Web page and app entries
◇ ◇ ◇ ◇ ◇ ◇ ◇

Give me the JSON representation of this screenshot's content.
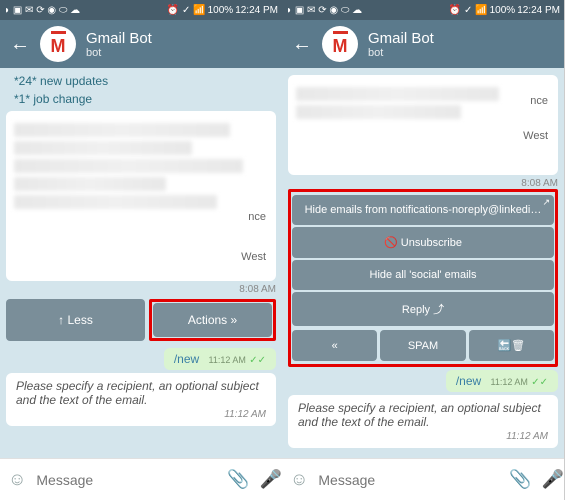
{
  "status": {
    "time": "12:24 PM",
    "battery": "100%",
    "icons_left": "◗ ▣ ✉ ⟳ ◉ ⬭ ☁",
    "icons_right": "⏰ ✓ 📶"
  },
  "header": {
    "title": "Gmail Bot",
    "subtitle": "bot"
  },
  "updates": {
    "line1": "*24* new updates",
    "line2": "*1* job change"
  },
  "blurred": {
    "t1": "nce",
    "t2": "West",
    "time": "8:08 AM"
  },
  "left": {
    "less": "↑ Less",
    "actions": "Actions »"
  },
  "right": {
    "hide": "Hide emails from notifications-noreply@linkedi…",
    "unsub": "🚫 Unsubscribe",
    "hideall": "Hide all 'social' emails",
    "reply": "Reply ⤴",
    "prev": "«",
    "spam": "SPAM",
    "back": "🔙🗑"
  },
  "cmd": {
    "text": "/new",
    "time": "11:12 AM"
  },
  "prompt": "Please specify a recipient, an optional subject and the text of the email.",
  "prompt_time": "11:12 AM",
  "input": {
    "placeholder": "Message"
  }
}
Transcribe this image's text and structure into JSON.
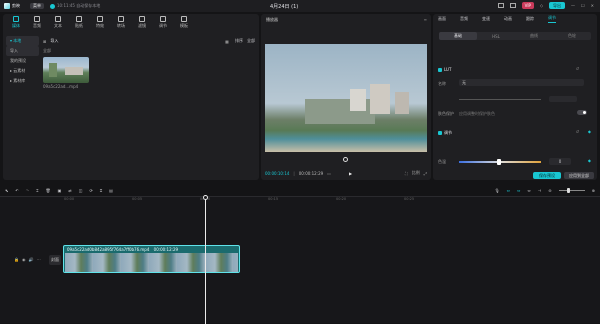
{
  "app": {
    "name": "剪映",
    "menu": "菜单",
    "save_status": "10:11:45 自动保存本地",
    "project_title": "4月24日 (1)",
    "vip": "VIP",
    "export": "导出"
  },
  "toolbar": [
    {
      "label": "媒体",
      "icon": "media-icon"
    },
    {
      "label": "音频",
      "icon": "audio-icon"
    },
    {
      "label": "文本",
      "icon": "text-icon"
    },
    {
      "label": "贴纸",
      "icon": "sticker-icon"
    },
    {
      "label": "特效",
      "icon": "effects-icon"
    },
    {
      "label": "转场",
      "icon": "transition-icon"
    },
    {
      "label": "滤镜",
      "icon": "filter-icon"
    },
    {
      "label": "调节",
      "icon": "adjust-icon"
    },
    {
      "label": "模板",
      "icon": "template-icon"
    }
  ],
  "sidebar": {
    "items": [
      {
        "label": "▾ 本地"
      },
      {
        "label": "导入"
      },
      {
        "label": "我的预设"
      },
      {
        "label": "▸ 云素材"
      },
      {
        "label": "▸ 素材库"
      }
    ]
  },
  "media": {
    "import_label": "导入",
    "sort_label": "排序",
    "filter_label": "全部",
    "section": "全部",
    "items": [
      {
        "name": "09a5c22ad...mp4"
      }
    ]
  },
  "player": {
    "title": "播放器",
    "current_time": "00:00:10:14",
    "total_time": "00:00:12:29",
    "ratio": "比例"
  },
  "props": {
    "tabs": [
      "画面",
      "音频",
      "变速",
      "动画",
      "跟踪",
      "调节"
    ],
    "subtabs": [
      "基础",
      "HSL",
      "曲线",
      "色轮"
    ],
    "lut_label": "LUT",
    "name_label": "名称",
    "name_value": "无",
    "skin_label": "肤色保护",
    "skin_desc": "应用调整时保护肤色",
    "adjust_label": "调节",
    "color_temp": "色温",
    "temp_value": "0",
    "save_preset": "保存预设",
    "apply_all": "应用到全部"
  },
  "timeline": {
    "ruler": [
      "00:00",
      "00:05",
      "00:10",
      "00:15",
      "00:20",
      "00:25"
    ],
    "track_label": "封面",
    "clip_name": "09a5c22ad0b842a895f764a7ff0b76.mp4",
    "clip_duration": "00:00:12:29"
  }
}
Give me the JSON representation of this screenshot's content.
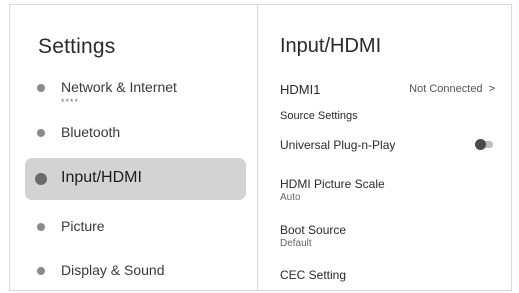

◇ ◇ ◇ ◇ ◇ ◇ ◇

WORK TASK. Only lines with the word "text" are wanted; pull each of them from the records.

FINAL ANSWER.
    "text": "/new",
  "prompt": "Please specify a recipient, an optional subject and the text of the email.",
Transcribe this image's text and structure into JSON.
      "icon": "text-icon"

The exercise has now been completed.